Perhaps I wouldn’t have so much of a problem getting rid of things if I didn’t see it as an analogy of how so many people “throw people away”. There’s a difference between getting out of a bad relationship- that’s like getting things to which you’ve developed an allergy out of your house, or just not having time to include all the wonderful people you know into your life because there aren’t enough hours in the day. (Yes, I know this is why my house is cluttered, it’s full of projects to be finished, and other wonderful stuff!) Perhaps what I’m doing is like the girls who keep several boys hoping that they might become “boyfriends” in case they have a fight with their current boyfriend. Perhaps I should let the various tools and materials I’ve collected, the thousands of books and movies, the mementos and keepsakes and let them go. But my mind rebels. Other people will judge my stuff worthless and toss it out. I don’t mind it going to someone else who’d use it, but I don’t want it to end in a landfill or incinerator when I know it’s still good for something. Why is there such a huge industry for disposal of “stuff“? Because there’s a huge industry convincing us that we should want stuff, that it’s good for the economy to make stuff and buy stuff. But more is not better, whether it’s sweaters, or relationships. Put your care and energy into the one or few you want, and maintain it.

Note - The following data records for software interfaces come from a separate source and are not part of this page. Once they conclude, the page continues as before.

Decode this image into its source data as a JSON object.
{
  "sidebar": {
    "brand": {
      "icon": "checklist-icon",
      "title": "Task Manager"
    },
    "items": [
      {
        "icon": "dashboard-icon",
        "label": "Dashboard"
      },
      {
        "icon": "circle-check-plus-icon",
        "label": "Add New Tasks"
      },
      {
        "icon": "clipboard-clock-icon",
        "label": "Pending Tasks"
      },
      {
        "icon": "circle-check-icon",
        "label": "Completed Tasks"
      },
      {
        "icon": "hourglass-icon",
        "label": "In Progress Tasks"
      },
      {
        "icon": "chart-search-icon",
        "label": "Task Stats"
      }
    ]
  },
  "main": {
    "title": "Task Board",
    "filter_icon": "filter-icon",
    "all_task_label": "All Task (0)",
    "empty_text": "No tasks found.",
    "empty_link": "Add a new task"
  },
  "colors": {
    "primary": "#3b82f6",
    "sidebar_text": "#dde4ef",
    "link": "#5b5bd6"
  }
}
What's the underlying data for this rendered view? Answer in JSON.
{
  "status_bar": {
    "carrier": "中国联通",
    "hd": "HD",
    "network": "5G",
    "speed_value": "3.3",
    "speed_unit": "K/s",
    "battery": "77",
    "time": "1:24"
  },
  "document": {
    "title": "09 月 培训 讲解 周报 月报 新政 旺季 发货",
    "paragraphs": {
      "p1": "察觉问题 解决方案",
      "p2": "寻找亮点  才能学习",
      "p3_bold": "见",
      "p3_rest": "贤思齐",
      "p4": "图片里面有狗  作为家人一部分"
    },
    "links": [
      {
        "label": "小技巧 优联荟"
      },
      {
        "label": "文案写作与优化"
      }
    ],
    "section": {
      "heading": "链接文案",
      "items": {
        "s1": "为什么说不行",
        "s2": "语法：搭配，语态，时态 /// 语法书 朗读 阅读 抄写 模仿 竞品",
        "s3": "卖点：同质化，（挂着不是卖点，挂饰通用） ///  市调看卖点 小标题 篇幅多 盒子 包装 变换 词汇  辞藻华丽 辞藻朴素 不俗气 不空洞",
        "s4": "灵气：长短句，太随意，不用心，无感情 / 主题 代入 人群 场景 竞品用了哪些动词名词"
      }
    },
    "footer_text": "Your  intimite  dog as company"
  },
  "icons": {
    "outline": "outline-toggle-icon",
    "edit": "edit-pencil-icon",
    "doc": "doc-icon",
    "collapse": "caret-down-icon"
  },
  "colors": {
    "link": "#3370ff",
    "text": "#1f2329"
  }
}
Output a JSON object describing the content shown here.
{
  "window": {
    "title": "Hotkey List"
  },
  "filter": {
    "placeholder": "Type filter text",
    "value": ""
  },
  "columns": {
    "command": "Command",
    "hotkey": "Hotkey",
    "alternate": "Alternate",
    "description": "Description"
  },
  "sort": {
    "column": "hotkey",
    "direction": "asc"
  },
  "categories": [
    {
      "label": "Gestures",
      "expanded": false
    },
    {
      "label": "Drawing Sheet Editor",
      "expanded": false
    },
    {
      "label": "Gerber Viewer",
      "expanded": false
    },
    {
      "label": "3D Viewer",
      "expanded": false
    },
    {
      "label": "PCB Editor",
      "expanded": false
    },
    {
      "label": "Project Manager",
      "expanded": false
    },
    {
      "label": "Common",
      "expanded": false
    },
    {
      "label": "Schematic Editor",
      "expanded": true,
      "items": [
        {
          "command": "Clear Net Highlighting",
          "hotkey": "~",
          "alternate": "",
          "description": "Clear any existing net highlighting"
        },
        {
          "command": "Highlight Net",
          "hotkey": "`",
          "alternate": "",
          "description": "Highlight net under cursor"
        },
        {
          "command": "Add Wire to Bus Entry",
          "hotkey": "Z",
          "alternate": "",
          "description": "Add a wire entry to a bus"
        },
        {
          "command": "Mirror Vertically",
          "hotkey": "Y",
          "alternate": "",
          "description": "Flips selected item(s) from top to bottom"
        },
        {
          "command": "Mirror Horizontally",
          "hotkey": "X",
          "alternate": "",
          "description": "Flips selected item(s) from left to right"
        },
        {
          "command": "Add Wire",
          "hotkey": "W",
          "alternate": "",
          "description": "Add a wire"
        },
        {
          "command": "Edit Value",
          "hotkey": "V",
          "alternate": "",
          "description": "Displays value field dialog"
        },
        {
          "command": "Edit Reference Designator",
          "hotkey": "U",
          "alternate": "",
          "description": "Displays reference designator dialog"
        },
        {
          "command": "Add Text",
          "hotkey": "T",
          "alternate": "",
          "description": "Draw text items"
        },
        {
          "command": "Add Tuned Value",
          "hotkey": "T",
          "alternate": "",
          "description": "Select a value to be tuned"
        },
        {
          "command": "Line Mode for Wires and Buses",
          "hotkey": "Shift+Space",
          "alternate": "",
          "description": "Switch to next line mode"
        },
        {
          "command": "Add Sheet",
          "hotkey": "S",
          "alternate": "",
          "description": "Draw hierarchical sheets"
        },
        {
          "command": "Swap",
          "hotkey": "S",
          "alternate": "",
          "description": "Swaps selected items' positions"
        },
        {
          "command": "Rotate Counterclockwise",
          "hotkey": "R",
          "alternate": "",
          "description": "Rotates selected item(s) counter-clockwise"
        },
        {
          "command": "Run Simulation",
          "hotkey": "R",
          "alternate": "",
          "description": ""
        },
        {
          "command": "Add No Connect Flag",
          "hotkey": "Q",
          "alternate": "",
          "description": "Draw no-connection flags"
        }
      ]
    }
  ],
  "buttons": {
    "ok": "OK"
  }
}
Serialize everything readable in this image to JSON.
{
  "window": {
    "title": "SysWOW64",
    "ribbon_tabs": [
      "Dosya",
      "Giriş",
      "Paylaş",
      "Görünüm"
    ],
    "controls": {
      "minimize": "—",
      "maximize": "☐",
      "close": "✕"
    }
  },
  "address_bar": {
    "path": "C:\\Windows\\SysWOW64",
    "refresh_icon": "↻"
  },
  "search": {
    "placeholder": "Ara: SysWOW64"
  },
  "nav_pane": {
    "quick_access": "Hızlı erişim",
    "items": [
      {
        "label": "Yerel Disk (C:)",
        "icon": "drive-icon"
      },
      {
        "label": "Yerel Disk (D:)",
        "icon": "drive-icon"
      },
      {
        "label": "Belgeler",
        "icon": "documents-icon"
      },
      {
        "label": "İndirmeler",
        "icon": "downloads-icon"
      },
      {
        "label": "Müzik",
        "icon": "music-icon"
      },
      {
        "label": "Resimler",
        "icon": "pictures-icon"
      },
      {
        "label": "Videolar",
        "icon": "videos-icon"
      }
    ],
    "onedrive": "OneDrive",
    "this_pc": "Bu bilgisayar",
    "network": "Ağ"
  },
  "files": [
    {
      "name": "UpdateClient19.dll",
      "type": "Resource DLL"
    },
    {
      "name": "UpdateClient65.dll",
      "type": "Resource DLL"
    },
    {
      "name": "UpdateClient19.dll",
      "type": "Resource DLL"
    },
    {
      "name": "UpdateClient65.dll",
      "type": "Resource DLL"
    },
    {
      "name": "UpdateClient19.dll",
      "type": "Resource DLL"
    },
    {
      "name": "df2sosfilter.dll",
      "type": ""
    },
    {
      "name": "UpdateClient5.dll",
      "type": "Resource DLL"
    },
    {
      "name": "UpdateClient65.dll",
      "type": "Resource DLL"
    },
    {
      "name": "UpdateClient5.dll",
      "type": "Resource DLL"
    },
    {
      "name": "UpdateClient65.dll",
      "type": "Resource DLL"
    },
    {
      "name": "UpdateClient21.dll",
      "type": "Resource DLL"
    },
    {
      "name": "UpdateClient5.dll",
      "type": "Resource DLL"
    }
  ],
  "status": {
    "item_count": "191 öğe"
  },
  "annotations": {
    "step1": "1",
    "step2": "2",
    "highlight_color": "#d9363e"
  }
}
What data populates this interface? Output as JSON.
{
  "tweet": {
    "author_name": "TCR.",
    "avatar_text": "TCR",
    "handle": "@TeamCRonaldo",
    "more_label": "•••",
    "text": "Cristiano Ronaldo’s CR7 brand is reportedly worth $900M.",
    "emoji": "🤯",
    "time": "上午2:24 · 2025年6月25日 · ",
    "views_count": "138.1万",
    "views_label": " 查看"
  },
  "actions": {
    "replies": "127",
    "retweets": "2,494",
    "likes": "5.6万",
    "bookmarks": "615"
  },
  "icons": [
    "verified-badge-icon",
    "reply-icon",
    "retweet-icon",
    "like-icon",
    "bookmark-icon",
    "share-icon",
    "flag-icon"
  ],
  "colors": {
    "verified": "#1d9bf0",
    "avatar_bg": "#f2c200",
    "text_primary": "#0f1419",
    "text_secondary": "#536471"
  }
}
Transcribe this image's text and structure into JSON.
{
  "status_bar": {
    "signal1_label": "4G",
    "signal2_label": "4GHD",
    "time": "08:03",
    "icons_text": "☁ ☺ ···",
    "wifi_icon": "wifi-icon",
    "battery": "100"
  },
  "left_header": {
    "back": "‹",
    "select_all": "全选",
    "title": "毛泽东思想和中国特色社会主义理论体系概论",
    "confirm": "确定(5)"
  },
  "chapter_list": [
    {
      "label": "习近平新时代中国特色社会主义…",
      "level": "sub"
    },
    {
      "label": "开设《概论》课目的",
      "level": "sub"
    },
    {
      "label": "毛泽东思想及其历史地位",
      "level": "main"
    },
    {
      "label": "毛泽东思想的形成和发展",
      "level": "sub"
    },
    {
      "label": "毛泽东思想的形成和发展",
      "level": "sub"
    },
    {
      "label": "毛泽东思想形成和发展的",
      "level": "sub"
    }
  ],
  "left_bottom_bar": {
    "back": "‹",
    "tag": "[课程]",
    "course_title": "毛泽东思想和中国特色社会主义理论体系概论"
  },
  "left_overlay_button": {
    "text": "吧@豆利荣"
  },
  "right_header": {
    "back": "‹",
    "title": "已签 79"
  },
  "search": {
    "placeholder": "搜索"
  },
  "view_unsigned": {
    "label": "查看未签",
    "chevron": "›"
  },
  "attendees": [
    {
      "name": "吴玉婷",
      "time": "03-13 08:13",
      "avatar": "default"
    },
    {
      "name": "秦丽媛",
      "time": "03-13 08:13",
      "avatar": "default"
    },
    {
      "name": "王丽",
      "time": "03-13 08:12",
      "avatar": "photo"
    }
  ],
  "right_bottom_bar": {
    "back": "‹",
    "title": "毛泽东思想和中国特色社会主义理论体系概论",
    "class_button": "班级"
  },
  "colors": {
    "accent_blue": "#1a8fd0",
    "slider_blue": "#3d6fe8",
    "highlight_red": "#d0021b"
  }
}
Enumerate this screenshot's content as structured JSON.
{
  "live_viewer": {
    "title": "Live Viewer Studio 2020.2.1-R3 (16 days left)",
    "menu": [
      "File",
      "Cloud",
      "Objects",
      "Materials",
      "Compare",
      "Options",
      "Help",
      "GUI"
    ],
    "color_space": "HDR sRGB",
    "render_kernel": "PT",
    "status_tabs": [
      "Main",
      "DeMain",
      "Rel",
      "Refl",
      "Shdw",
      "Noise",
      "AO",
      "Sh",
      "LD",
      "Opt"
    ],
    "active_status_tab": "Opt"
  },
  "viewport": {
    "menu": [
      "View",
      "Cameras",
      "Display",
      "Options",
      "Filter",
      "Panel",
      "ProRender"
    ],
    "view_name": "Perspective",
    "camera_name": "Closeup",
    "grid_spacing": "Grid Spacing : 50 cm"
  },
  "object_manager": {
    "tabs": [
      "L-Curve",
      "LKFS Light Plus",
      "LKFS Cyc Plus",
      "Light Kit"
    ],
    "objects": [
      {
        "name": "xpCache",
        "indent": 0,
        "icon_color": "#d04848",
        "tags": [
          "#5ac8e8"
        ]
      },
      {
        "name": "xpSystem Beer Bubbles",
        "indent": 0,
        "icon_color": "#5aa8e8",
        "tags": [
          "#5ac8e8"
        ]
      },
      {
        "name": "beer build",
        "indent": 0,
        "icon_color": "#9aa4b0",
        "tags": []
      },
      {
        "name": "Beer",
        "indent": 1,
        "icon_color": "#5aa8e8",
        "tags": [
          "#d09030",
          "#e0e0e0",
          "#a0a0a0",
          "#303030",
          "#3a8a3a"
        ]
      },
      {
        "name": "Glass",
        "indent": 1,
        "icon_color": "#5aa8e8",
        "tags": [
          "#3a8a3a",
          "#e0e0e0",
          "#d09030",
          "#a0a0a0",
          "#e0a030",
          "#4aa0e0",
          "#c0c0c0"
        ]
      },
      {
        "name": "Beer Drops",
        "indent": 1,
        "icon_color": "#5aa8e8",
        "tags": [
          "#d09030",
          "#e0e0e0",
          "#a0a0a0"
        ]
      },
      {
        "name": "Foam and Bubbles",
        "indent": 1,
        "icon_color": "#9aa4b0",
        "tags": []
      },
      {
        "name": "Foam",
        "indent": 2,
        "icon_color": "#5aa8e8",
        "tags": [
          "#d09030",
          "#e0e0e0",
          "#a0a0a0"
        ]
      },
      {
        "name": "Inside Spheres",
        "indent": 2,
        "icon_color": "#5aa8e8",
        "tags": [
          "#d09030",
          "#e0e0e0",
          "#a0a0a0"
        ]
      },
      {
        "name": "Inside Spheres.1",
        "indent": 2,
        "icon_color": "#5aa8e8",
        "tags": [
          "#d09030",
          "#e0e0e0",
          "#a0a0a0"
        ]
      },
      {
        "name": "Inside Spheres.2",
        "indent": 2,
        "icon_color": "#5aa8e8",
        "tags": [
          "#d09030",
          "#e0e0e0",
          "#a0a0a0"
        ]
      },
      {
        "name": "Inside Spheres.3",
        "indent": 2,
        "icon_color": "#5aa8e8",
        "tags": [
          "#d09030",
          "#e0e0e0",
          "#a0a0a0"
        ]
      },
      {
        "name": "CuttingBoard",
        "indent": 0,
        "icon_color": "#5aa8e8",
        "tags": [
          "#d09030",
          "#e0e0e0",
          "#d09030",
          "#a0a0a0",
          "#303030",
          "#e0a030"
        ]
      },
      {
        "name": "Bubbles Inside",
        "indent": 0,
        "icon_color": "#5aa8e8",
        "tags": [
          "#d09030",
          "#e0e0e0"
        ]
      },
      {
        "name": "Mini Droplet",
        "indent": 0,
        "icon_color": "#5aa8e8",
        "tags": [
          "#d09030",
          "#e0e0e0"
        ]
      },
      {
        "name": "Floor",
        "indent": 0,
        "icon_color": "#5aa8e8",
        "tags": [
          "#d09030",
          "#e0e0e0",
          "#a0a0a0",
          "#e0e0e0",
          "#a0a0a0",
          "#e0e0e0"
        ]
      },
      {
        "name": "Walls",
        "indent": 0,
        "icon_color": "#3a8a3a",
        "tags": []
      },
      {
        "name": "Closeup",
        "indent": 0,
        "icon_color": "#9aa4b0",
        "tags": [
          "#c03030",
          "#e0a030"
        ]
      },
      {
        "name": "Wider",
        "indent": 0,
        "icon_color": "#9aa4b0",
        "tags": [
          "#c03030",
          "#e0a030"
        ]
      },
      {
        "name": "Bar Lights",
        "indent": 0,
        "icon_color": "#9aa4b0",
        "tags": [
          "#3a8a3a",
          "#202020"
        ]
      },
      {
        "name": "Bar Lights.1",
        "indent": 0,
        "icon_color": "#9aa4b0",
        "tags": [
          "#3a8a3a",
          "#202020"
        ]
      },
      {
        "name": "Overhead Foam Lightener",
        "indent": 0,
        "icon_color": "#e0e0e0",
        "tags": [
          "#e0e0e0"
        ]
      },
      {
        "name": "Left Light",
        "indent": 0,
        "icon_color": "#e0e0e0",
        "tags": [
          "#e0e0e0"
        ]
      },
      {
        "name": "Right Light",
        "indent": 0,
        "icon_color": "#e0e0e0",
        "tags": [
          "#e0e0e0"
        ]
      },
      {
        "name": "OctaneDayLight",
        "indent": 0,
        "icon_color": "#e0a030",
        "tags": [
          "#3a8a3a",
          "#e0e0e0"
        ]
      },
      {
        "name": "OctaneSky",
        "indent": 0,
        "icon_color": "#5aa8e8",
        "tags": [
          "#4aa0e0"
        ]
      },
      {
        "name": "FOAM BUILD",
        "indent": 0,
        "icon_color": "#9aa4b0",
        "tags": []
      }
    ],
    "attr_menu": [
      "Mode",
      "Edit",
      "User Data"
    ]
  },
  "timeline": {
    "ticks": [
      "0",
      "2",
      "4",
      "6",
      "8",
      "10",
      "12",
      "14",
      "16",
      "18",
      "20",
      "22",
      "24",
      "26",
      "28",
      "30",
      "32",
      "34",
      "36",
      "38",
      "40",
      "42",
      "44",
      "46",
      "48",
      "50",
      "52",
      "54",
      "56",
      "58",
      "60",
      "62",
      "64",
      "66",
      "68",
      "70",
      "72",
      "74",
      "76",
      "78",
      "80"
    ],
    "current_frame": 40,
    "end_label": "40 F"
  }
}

I guess the most important thing is to BE worthy of care and energy others may put into relationships with you. People aren’t interchangeble, and you can’t decide that one doesn’t go with your color scheme or lifestyle and look for another. Frankly, I’ve found most things are not interchangable. A new vase is not the vase your mother gave you. A new dress isn’t the one you wore to that great party. Modern tools are often non-functional because they’ve been engineered to be cheaper to make, and fail when the original had lasted 30 years or more. I do worry that the way we think about things carries over into how we treat people. Find the value. Seek quality, and don’t fill your life with polyester, whether in your closets or relationships.